In recent weeks there have been two high profile shootings of individuals by law enforcement in the US. I'm not here to argue whether the shootings were justified, that is for a court of law, based upon the evidence made available at the trial. The issue of being armed however is an issue, in the first instance, the shot suspect was said to "not be in possession of a weapon of any sort". In the second instance, the victim was "only armed with a knife".
So let's look at each of these cases in turn; firstly no weapon of any sort, well this individual had the same weapon we all have available to us, his fists. A clenched fist is a formidable weapon, even in untrained hands. A blow from a clenched fist to the head will cause at least dis-orientation from the first blow landing, should subsequent blows be aimed and land in the same area, anything from severe bruising to broken bones, right up to a blow being fatal. But you do not have to rain punches down on someone to kill them, just one punch will do it, as in the case of the football/soccer referee in Michigan. A link to the story is here from USAToday. The unfortunate punch, thrown in a brief fit of rage, had devastating consequences. Then consider what could happen if someone, intent on causing harm, did it to you, how would you fair? This person will invariably be bigger than you in some way, or at least consider themselves to be better physically than you.

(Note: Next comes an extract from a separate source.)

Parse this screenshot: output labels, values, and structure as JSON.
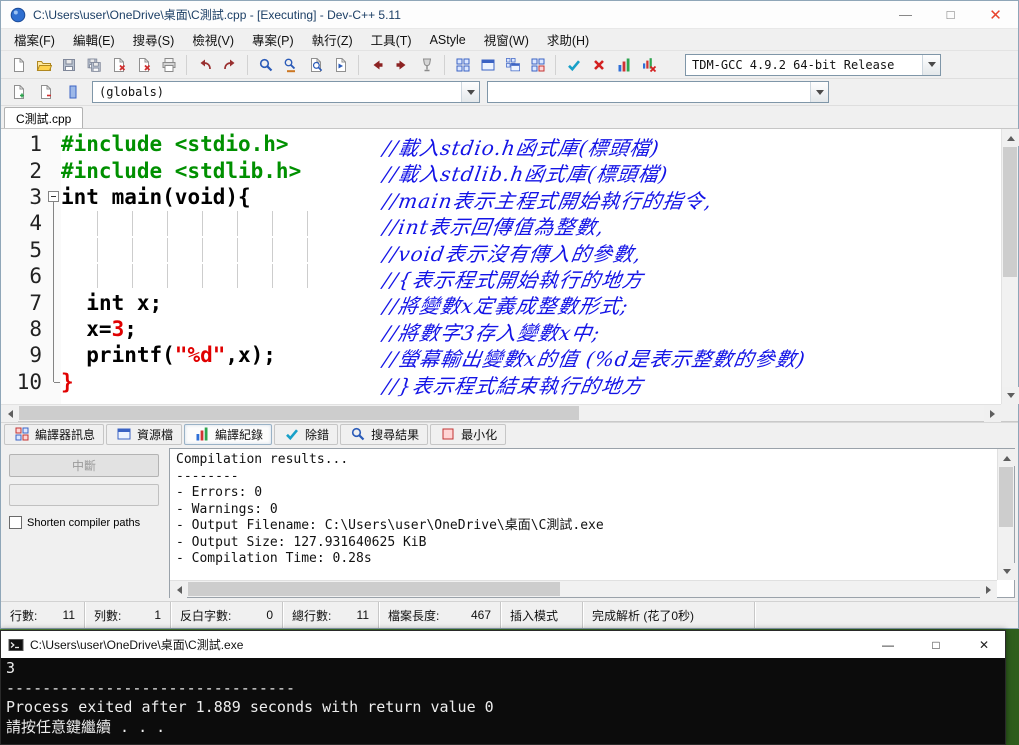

If the blow is thrown with intent, it will be thrown from a position of surprise and advantage to your assailant. You may never recover.
In the second instance, "only armed with a knife", well that's a pretty dangerous item, especially in the hands of someone intent on causing you harm. If you are confronted by someone with a knife, and they intend to use it fully to achieve their aim, and you are un-armed you will be fortunate to survive the encounter.
In both of these scenarios, your assailant must get close to you, if you are un-armed then your only course of action is to create as greater distance between you and the aggressor. Not always the easiest thing to do. But how much distance should you have between you and your attacker? When people are asked, they seriously under estimate how much distance can be travelled by an attacker, balanced against their ability to react. If you are fortunate enough to live in a country that will allow you to carry your own protection, then you may have a chance to survive one of these encounters. This protection is a personal firearm, but this is not a cure all solution, you still need distance between you and your attacker.
This distance has to be greater than the time it takes you to draw your firearm, point your firearm, and fire your firearm. That distance must be at least 21 feet (7 yards or 6.4 metres) for that is the least amount of ground that can be covered by an attacker and still give you a chance to draw your firearm. Of course if you have more space the balance of power changes, but the chances are your assailant will be aware of this and will take every opportunity to close down this gap. Not convinced, then follow the link to PDTV to watch a short video, but bear in mind whilst they are only enacting the scenario, the victim new he would be attacked, but not where, so he had a small advantage, and still came off second best.
In conclusion, the rights and or wrongs of the two shootings by the police will be decided in a court of law. But if you were in their position, given the information currently available, what would you do?